Hardy Langer

June 21, 2024.

Posted by Kris Madejski.

Hardy Langer is a German painter and drawer. Landscape plays an important role in his work. In many cases it serves as a carrier or supposed home for people and animals, which often mark the beginning of a story. These stories, in turn, usually develop from a deliberate misplacement of the characters who somehow do not want to fit into these landscapes.
My residency at Fish Factory Stödvarfjördur was based on a scholarship that I was awarded as a member of Interface Inagh, an artists’ organisation and art centre in the West of Ireland, and was funded by the Arts Council of Ireland. As with other scholarships, I had chosen a location-specific topic that I then wanted to work on in Iceland. During my preparations, I became interested in fish and fishing, which is directly related to the fishing situation and the former fish factory in Stödasfjördur. However, things turned out completely different: I had ambitiously taken 40 more or less small, stretched canvases with me to Iceland, along with lots of oil and acrylic paints. That wasn‘t a problem because I came with my own car (which I can only recommend to everyone). However, the canvases were not filled with fish and everything associated with them, but almost exclusively with landscape. The impressions of rock, grass, water, wind, clouds, snow were too overwhelming and I was too undisciplined to stick to my original plan. After all, the (not entirely serious) requirement from Vinny, the boss of the Fish Factory, that we were allowed to paint everything except mountains („everyone who comes here immediately paints mountains, it‘s as if everyone takes part in a band casting plays automatically Stairway to Heaven – that‘s a no-go!“) I held out for a whole 10 days, before this resolution was ultimately gone.
However, the crumbling of my good intentions began far out at sea, hours before the ferry docked in Seydisfjördür. The coastline of Iceland emerged from a grey sea and against a white sky. A noticeable cold penetrated into the pleasantly heated lounge through the huge panoramic windows on deck 10 and became more noticeable with every nautical mile closer. Iceland, which I had never visited before, presented itself as a forbidding thing of ice and snow and grey rock.
Near to an apocalyptic scenery with sky and snow showing the whitest white I had ever seen in a landscape, with the most fascinating aspect that you couldn‘t tell where the snowfields end and the sky begins.
It somehow was as if this land couldn‘t decide whether it was born of the sea or fell from the sky.
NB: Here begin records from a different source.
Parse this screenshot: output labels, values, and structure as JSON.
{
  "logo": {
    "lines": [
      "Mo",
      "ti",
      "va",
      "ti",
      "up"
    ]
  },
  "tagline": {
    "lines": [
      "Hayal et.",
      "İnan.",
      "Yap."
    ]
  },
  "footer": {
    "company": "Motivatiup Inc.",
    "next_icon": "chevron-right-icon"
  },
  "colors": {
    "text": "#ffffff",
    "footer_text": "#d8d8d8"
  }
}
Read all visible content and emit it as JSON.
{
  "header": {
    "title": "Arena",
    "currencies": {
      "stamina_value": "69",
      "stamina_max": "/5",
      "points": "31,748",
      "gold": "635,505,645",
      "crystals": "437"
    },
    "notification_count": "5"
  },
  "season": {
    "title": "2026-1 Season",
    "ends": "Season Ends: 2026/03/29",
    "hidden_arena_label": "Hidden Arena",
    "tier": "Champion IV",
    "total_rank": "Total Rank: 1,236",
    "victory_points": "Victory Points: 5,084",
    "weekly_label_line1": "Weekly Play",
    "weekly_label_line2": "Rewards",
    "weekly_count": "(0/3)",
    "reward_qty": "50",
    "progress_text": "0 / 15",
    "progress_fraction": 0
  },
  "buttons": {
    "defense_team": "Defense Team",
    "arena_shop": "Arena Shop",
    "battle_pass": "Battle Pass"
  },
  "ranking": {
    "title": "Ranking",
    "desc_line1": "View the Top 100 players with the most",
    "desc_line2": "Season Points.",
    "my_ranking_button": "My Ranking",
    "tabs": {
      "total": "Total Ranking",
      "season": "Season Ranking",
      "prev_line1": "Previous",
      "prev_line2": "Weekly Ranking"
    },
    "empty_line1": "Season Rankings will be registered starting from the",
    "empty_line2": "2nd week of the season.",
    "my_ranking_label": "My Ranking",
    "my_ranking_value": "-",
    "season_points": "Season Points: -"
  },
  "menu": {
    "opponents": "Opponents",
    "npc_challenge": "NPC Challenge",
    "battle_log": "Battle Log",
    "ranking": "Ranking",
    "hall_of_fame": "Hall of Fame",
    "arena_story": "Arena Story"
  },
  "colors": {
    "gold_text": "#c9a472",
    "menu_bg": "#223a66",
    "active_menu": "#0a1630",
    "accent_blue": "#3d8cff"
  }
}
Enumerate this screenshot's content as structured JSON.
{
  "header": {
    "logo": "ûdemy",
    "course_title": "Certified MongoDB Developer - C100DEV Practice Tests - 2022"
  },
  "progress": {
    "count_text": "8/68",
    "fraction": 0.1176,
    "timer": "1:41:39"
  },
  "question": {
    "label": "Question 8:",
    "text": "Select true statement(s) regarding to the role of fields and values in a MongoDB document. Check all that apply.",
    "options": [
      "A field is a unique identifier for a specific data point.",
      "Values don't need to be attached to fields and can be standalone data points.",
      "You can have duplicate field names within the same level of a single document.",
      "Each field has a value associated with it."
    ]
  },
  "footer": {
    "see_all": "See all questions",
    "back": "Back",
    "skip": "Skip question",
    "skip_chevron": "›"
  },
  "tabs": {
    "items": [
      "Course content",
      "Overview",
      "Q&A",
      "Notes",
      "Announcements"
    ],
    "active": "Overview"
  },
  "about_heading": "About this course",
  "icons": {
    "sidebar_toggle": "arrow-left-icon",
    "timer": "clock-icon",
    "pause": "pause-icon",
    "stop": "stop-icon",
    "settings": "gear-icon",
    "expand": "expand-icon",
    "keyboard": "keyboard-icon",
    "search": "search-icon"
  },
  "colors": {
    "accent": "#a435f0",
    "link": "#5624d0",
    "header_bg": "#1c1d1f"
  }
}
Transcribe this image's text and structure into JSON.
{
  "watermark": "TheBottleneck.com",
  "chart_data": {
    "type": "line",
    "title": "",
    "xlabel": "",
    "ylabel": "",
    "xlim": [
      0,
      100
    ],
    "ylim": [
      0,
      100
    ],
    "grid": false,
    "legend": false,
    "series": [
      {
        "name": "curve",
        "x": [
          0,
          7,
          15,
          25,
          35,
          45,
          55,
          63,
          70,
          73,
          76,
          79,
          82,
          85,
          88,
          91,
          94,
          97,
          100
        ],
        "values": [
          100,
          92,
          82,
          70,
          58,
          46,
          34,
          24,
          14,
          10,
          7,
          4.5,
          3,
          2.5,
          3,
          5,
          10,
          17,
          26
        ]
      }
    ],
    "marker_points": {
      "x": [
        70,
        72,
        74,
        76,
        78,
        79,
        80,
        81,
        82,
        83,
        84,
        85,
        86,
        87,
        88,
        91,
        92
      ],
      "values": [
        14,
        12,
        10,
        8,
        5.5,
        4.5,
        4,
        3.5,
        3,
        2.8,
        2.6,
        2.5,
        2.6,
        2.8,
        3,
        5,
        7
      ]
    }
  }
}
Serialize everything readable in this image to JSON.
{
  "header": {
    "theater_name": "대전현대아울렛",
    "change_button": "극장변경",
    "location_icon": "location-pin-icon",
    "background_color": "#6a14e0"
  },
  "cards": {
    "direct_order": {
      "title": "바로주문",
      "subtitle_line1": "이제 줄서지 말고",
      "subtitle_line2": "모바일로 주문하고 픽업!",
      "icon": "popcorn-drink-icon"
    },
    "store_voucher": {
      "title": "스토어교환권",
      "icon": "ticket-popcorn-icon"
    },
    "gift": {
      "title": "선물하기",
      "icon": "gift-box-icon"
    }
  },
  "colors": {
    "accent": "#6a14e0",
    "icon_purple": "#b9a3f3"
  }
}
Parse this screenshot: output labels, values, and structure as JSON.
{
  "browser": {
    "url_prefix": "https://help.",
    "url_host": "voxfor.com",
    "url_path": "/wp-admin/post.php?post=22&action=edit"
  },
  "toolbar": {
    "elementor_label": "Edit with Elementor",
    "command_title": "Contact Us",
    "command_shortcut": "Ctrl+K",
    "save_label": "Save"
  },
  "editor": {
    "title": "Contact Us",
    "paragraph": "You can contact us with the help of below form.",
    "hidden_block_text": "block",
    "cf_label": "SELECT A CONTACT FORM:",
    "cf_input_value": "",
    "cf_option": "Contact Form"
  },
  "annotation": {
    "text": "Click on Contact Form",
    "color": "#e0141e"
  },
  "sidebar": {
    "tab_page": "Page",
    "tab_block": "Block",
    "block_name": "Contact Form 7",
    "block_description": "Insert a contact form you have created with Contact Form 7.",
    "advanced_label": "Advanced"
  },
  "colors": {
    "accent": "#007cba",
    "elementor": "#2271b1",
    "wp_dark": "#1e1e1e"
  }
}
So I painted the white and small pictures with everything that came before my eyes: the conifer-speckled snowfields that started a few metres behind the house, the bus shelter in the morning fog, the abandoned pier, the ice quarries in the Jökulsarlon lagoon, the village street in the night (or what was meant by „night“ there), of course, after 10 days, mountains with white skies and also, as has not been the case for 30 years, a few still-lifes with stones and stuff from the sea.

Being used to working alone in a studio, I found the company of other artists in the large and always very pleasantly warm shared studio of the Fish Factory in no way disturbing, but on the contrary, very inspiring and my colleagues can forgive me for, that in terms of technology, viewing and approach, choice of motif and implementation, I stole one thing or another.
With the exception of a few excursion days, I worked every day and also at night and at least 10-12 hours, three times exchanged huge fish from one of the incoming fishing boats for a few cans of beer, visited once the local CaféBarRestaurant (which, like many gastronomic establishments I have seen, comes very close to the external appearance of a car repair shop or the storage house of a plumber) but several times Petra‘s unique stone collection (free entry to artists from the Fish Factory!) presented Kris, our extremely friendly supervisor, the Swabian Spaetzle Machine and bought me a 10-unit-ticket for the local outdoor pool, which I almost completely used up. In this same outdoor pool, in the hot tub, I met the captain of one of the fishing boats and his crew the evening before my departure and left the 42 degree warm basin with the promise of being taken on a fishing trip next year. So, a path has already been paved for the resumption of my original topic and the chances of its realization are good, especially since the very active PR department of the Denmark-Iceland ferry is already bombarding me with very attractive special crossing offers for 2025.
Hardy Langer, June 2024
Incidentally, only one single canvas was returned unpainted.